Radon is an odorless, colorless, tasteless, invisible radioactive gas which comes from the breakdown of naturally-occurring radioactive elements (such as uranium, radium, and thorium) in rocks, soil, and groundwater. The gas moves up through the soil to the surface, where it can enter homes.
Radon gas enters the home through the slab, basement, or crawl space. Pressure differences between the inside and outside of your home, your home creates a vacuum (from warm air rising and other natural effects) that pulls radon through foundation cracks and other openings into living spaces from the soil. Furnace & air conditioning systems can distribute the air throughout the entire house.

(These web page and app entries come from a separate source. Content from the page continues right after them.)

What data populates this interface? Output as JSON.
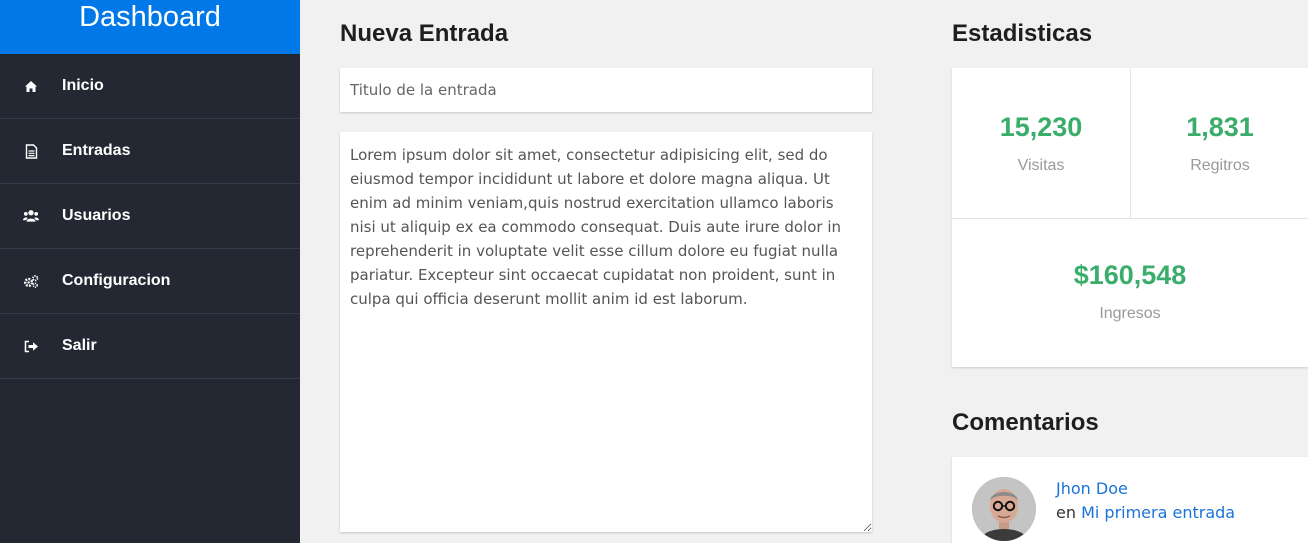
{
  "sidebar": {
    "brand": "Dashboard",
    "items": [
      {
        "label": "Inicio",
        "icon": "home-icon"
      },
      {
        "label": "Entradas",
        "icon": "document-icon"
      },
      {
        "label": "Usuarios",
        "icon": "users-icon"
      },
      {
        "label": "Configuracion",
        "icon": "gears-icon"
      },
      {
        "label": "Salir",
        "icon": "sign-out-icon"
      }
    ]
  },
  "new_entry": {
    "heading": "Nueva Entrada",
    "title_placeholder": "Titulo de la entrada",
    "body_text": "Lorem ipsum dolor sit amet, consectetur adipisicing elit, sed do eiusmod tempor incididunt ut labore et dolore magna aliqua. Ut enim ad minim veniam,quis nostrud exercitation ullamco laboris nisi ut aliquip ex ea commodo consequat. Duis aute irure dolor in reprehenderit in voluptate velit esse cillum dolore eu fugiat nulla pariatur. Excepteur sint occaecat cupidatat non proident, sunt in culpa qui officia deserunt mollit anim id est laborum."
  },
  "stats": {
    "heading": "Estadisticas",
    "visits": {
      "value": "15,230",
      "label": "Visitas"
    },
    "registers": {
      "value": "1,831",
      "label": "Regitros"
    },
    "income": {
      "value": "$160,548",
      "label": "Ingresos"
    }
  },
  "comments": {
    "heading": "Comentarios",
    "items": [
      {
        "author": "Jhon Doe",
        "prefix": "en",
        "post": "Mi primera entrada"
      }
    ]
  },
  "colors": {
    "brand": "#0078e7",
    "sidebar": "#232833",
    "stat_value": "#3bad6b",
    "link": "#1a73d8"
  }
}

Radon has been found in homes all over the United States. Nearly one out of every 15 homes in the United States is estimated to have an elevated radon level (4 pCi/L or more). You cannot predict radon levels based on state, local, and neighborhood radon measurements. Do not rely on radon test results taken in other homes in the neighborhood to estimate the radon level in your home. Homes which are next to each other can have different indoor radon levels. Testing is the only way to find out what your home’s radon level is. EPA recommends if you are buying a home or selling your home, have it tested for radon.
Radon is the #1 cause of lung cancer among non-smokers according to EPA estimates. Overall, radon is the second leading cause of lung cancer. Radon is responsible for about 21,000 lung cancer deaths every year.